Problem: The result should be every line in the data below that carries the string "heading".
─── Data section ───
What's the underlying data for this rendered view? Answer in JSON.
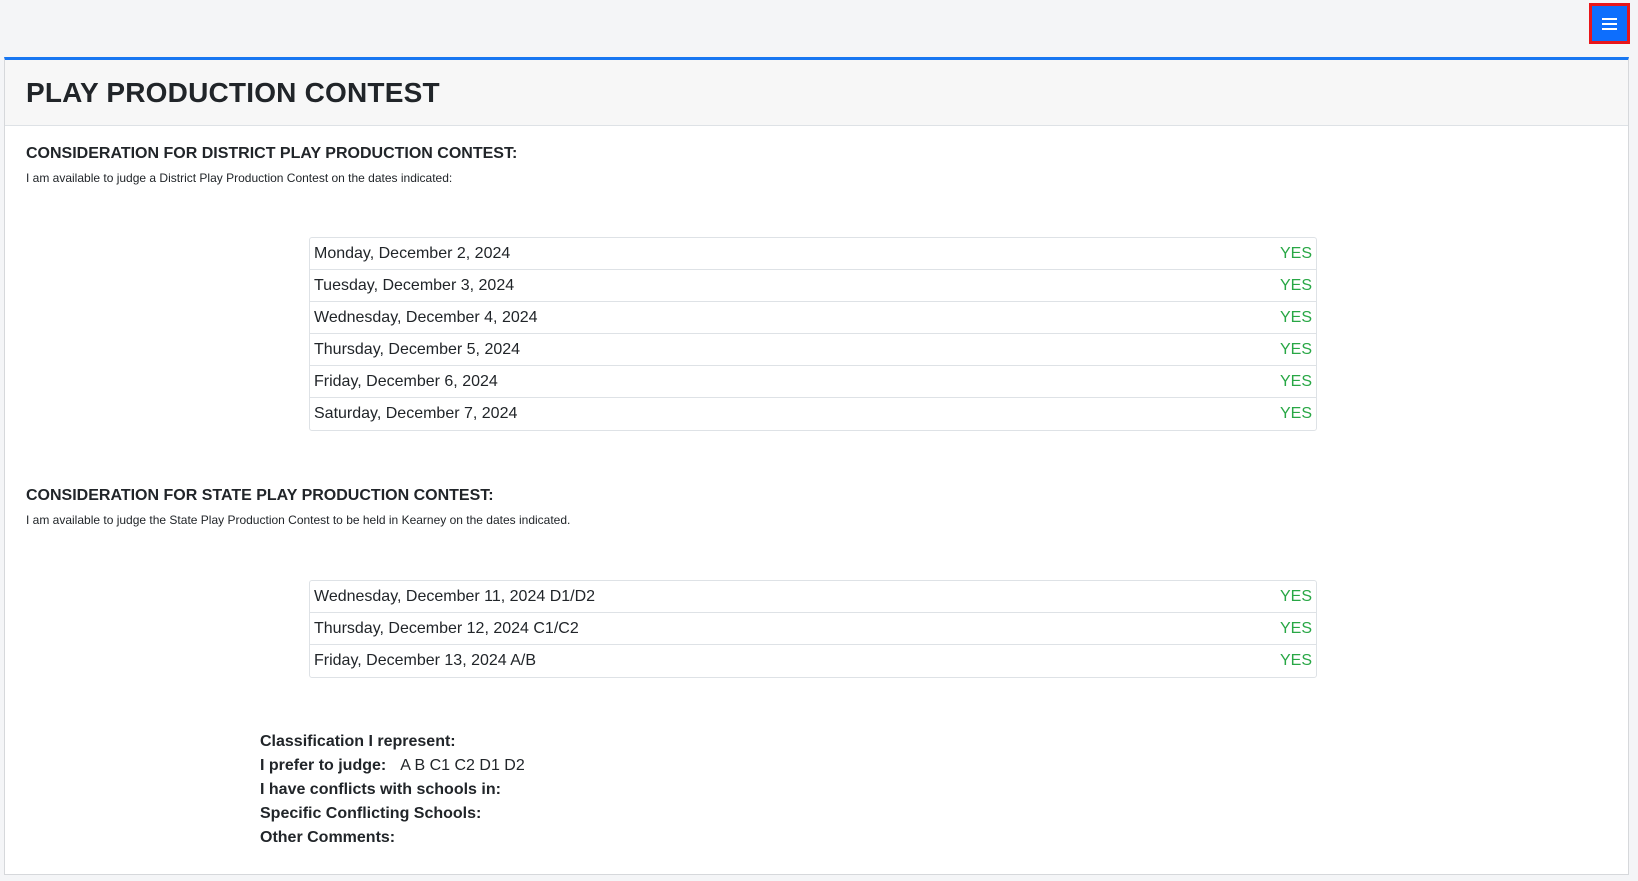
{
  "page": {
    "title": "PLAY PRODUCTION CONTEST",
    "menu_icon": "hamburger-menu-icon",
    "accent_color": "#1877f2",
    "yes_color": "#28a745"
  },
  "district": {
    "heading": "CONSIDERATION FOR DISTRICT PLAY PRODUCTION CONTEST:",
    "description": "I am available to judge a District Play Production Contest on the dates indicated:",
    "rows": [
      {
        "date": "Monday, December 2, 2024",
        "answer": "YES"
      },
      {
        "date": "Tuesday, December 3, 2024",
        "answer": "YES"
      },
      {
        "date": "Wednesday, December 4, 2024",
        "answer": "YES"
      },
      {
        "date": "Thursday, December 5, 2024",
        "answer": "YES"
      },
      {
        "date": "Friday, December 6, 2024",
        "answer": "YES"
      },
      {
        "date": "Saturday, December 7, 2024",
        "answer": "YES"
      }
    ]
  },
  "state": {
    "heading": "CONSIDERATION FOR STATE PLAY PRODUCTION CONTEST:",
    "description": "I am available to judge the State Play Production Contest to be held in Kearney on the dates indicated.",
    "rows": [
      {
        "date": "Wednesday, December 11, 2024 D1/D2",
        "answer": "YES"
      },
      {
        "date": "Thursday, December 12, 2024 C1/C2",
        "answer": "YES"
      },
      {
        "date": "Friday, December 13, 2024 A/B",
        "answer": "YES"
      }
    ]
  },
  "preferences": {
    "classification_label": "Classification I represent:",
    "classification_value": "",
    "prefer_label": "I prefer to judge:",
    "prefer_value": "A B C1 C2 D1 D2",
    "conflicts_label": "I have conflicts with schools in:",
    "conflicts_value": "",
    "specific_label": "Specific Conflicting Schools:",
    "specific_value": "",
    "comments_label": "Other Comments:",
    "comments_value": ""
  }
}
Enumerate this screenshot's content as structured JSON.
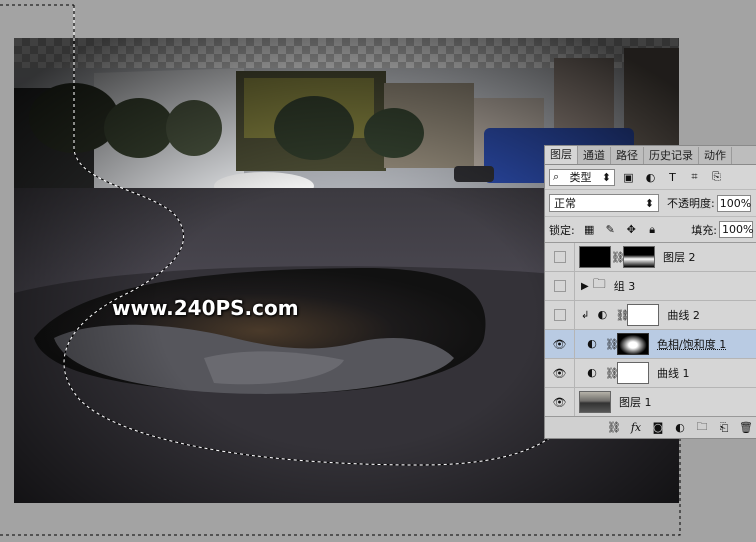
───
Exercise answer:
    "heading": "CONSIDERATION FOR DISTRICT PLAY PRODUCTION CONTEST:",
    "heading": "CONSIDERATION FOR STATE PLAY PRODUCTION CONTEST:",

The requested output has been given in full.